Celebrating the career of the legendary writer, Alastair Borthwick

The legendary writer, Alastair Borthwick started his writing career at the age of 16 when he joined the Evening Times. Here he was exposed to the writing industry and thing or two though he never wrote anything mainstream. After some time at the Evening Times, Alastair moved to the Glasgow Weekly Herald. Thanks to the understaffing at Glasgow Weekly Herald, he got a chance to write for the publication. Here, he wrote and edited pages on women, children and film affairs. Alastair was also tasked with answering the readers’ questions, developing crosswords, and writing letters to the editor. As he polished his writing talent, he also got a chance to write several front-page leads.

Celebrated literary works

In 1939, Alastair Borthwick released his first book, Always A Little Further. His experiences as a rock climber inspired this literary masterpiece. He developed rock climbing interest when he was still working at the Glasgow Weekly Harold. He wrote several articles on his experiences on the outdoor activity on the publication which was received well by outdoor enthusiasts of the time. This fame saw some of his articles get published on Faber and Faber. Always A Little Further was a fan favorite and it was loved for its tense action sequences, vivid descriptions, laconic humor, and stock of memorable characters.

After the second world war, Alastair Borthwick released Sans Puer in 1946. This book was a fictional recount of his experiences as a Scottish soldier in the war. This masterpiece was his demonstration of top-notch mastery of the art of storytelling. This book was reissued in the 1980s and 1990s for the new generation, and it was still a hit. The outdoor community exploded with love for his masterful writing skills.

 

Family
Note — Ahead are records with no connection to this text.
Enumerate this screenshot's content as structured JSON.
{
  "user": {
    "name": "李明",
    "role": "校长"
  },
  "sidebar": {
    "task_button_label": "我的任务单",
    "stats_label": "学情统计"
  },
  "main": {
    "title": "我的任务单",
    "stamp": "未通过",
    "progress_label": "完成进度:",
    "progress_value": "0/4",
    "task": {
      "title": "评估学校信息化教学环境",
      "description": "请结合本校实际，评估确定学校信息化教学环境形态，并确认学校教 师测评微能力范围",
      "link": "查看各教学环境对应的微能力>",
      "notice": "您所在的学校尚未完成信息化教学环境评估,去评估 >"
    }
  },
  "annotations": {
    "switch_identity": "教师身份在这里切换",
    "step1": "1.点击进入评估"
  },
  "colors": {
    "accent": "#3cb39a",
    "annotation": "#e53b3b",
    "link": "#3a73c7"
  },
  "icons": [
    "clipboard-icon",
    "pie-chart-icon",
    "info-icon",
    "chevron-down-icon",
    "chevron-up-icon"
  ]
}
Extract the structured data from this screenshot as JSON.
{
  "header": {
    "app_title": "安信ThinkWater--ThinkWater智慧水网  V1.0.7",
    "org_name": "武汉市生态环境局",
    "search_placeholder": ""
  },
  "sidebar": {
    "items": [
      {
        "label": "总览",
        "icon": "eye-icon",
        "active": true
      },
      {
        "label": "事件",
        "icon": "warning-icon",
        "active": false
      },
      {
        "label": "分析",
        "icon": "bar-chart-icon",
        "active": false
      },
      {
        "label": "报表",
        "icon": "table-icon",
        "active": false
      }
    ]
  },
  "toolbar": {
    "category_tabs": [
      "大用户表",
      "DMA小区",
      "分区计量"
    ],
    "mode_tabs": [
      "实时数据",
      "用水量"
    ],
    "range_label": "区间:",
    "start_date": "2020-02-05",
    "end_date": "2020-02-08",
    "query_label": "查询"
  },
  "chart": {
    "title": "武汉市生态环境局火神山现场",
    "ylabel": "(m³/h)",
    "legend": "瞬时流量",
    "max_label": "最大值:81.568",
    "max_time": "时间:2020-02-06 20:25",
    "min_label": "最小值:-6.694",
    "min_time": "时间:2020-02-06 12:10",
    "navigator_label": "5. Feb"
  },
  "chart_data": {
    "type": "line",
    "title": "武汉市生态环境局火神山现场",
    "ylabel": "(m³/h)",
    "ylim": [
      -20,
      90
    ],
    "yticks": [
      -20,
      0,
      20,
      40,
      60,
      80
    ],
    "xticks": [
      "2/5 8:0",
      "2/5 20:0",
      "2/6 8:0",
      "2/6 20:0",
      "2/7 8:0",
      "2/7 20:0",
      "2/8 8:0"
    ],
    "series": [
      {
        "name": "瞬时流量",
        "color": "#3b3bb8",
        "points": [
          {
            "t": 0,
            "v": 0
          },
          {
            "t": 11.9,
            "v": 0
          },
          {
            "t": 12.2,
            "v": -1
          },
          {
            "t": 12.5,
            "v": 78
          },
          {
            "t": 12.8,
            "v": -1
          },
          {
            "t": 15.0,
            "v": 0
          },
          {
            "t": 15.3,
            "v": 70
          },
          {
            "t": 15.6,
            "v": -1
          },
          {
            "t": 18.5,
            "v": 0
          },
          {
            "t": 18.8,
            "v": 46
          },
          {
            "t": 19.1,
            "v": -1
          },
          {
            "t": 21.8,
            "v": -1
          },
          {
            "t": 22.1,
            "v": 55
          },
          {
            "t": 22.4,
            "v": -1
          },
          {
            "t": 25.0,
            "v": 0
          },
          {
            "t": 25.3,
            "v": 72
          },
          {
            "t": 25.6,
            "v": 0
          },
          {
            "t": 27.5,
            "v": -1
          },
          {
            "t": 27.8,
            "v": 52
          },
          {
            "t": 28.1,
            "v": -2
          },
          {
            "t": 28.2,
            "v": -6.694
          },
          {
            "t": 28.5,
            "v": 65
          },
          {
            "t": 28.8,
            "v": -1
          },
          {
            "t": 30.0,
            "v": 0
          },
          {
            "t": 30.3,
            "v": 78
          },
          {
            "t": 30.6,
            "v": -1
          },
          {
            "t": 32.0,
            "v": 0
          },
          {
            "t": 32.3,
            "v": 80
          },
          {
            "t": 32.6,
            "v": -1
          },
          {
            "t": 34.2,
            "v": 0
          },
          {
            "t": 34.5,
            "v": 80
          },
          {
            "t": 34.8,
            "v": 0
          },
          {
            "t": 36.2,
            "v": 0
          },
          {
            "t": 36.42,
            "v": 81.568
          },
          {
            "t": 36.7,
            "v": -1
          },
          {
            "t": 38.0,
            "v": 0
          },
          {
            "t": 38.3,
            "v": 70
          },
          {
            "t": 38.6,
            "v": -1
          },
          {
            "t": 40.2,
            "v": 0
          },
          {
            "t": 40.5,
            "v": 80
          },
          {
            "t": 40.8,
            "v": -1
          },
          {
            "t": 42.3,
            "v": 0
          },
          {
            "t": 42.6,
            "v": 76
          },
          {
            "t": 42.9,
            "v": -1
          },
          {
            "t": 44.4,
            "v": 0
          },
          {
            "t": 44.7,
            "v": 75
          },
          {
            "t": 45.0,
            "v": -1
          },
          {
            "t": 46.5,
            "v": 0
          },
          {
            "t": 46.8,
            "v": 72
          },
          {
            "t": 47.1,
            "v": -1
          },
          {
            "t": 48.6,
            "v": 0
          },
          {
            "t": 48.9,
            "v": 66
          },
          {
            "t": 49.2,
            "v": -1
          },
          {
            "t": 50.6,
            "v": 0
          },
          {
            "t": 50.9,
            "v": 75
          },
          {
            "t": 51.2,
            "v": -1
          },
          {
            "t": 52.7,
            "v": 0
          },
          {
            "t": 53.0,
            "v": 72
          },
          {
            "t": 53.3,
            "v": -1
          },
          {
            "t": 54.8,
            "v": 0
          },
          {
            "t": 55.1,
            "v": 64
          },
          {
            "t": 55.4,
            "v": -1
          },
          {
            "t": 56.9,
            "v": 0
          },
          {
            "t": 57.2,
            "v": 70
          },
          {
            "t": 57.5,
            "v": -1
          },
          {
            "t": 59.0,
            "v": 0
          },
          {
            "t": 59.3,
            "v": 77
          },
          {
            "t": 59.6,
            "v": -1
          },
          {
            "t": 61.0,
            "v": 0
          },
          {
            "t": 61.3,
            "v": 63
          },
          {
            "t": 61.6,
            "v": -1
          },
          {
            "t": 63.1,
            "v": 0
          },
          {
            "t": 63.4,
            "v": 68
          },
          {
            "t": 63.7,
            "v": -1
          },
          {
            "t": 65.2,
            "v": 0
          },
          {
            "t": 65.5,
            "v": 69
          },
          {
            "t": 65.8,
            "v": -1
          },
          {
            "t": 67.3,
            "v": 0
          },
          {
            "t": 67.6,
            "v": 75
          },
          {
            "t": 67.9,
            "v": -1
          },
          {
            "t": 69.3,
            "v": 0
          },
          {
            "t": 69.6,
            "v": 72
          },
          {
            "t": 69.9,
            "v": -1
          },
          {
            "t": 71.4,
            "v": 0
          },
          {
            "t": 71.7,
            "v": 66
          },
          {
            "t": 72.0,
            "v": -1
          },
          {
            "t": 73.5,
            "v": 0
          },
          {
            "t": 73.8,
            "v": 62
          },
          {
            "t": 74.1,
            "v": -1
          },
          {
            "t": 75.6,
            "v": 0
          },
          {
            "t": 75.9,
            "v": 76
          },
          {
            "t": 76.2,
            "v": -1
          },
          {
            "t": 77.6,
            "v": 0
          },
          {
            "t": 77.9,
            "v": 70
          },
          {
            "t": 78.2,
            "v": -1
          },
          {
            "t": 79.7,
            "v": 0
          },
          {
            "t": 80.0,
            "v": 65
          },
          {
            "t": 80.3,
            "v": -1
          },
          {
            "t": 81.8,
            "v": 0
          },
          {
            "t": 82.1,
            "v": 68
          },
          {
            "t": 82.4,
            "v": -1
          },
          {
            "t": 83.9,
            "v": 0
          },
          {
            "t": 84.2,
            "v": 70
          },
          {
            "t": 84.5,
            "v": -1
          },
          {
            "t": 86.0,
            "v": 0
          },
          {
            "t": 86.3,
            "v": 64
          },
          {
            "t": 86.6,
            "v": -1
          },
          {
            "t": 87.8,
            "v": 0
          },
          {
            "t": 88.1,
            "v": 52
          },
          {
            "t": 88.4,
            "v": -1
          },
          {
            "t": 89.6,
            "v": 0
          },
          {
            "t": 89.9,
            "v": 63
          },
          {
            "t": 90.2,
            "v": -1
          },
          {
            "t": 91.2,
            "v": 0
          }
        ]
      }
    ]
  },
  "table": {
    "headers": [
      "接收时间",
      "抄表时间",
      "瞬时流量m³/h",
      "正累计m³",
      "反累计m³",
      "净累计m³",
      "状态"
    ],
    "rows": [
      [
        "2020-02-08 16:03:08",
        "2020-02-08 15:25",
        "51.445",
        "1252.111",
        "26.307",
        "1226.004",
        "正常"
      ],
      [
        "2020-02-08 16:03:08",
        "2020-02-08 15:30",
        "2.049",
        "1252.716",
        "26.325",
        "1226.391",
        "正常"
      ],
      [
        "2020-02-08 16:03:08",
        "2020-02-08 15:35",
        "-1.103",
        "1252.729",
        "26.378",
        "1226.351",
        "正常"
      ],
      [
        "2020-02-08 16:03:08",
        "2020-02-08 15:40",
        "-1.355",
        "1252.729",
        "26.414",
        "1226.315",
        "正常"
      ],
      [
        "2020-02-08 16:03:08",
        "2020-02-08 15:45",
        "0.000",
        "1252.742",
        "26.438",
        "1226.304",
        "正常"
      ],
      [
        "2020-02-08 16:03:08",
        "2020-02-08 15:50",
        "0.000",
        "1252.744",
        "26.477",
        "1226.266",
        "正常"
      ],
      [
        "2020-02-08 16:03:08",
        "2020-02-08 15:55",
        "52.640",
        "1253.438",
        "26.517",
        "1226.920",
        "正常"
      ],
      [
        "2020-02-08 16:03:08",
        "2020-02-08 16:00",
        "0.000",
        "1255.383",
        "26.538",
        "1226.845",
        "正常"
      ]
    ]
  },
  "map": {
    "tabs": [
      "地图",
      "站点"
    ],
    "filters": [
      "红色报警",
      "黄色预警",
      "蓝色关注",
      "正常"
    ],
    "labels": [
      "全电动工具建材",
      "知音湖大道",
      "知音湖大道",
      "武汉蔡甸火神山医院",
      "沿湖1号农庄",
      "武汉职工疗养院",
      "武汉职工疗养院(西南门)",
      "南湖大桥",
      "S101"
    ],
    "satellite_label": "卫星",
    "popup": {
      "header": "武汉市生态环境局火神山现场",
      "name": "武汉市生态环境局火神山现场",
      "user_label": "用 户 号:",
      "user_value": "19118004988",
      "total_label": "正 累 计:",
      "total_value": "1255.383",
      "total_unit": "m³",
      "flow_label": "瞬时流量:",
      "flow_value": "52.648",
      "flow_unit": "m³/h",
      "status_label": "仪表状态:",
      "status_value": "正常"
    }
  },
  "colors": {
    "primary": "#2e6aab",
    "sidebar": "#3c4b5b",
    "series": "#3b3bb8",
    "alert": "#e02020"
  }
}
Alastair Borthwick married the love of his life, Anne in 1940. After the second world war, he and Anne saw it wise not to live in the city. In 1945 on Christmas day they moved to the coast of Jura and settled in a small cottage. The lived in this beautiful place for seven years and had a son, Patrick. Alastair passed away at the age of 90 on 25th September 2003.

For more information about Borthwick please visit https://www.undiscoveredscotland.co.uk/usbiography/b/alastairborthwick.html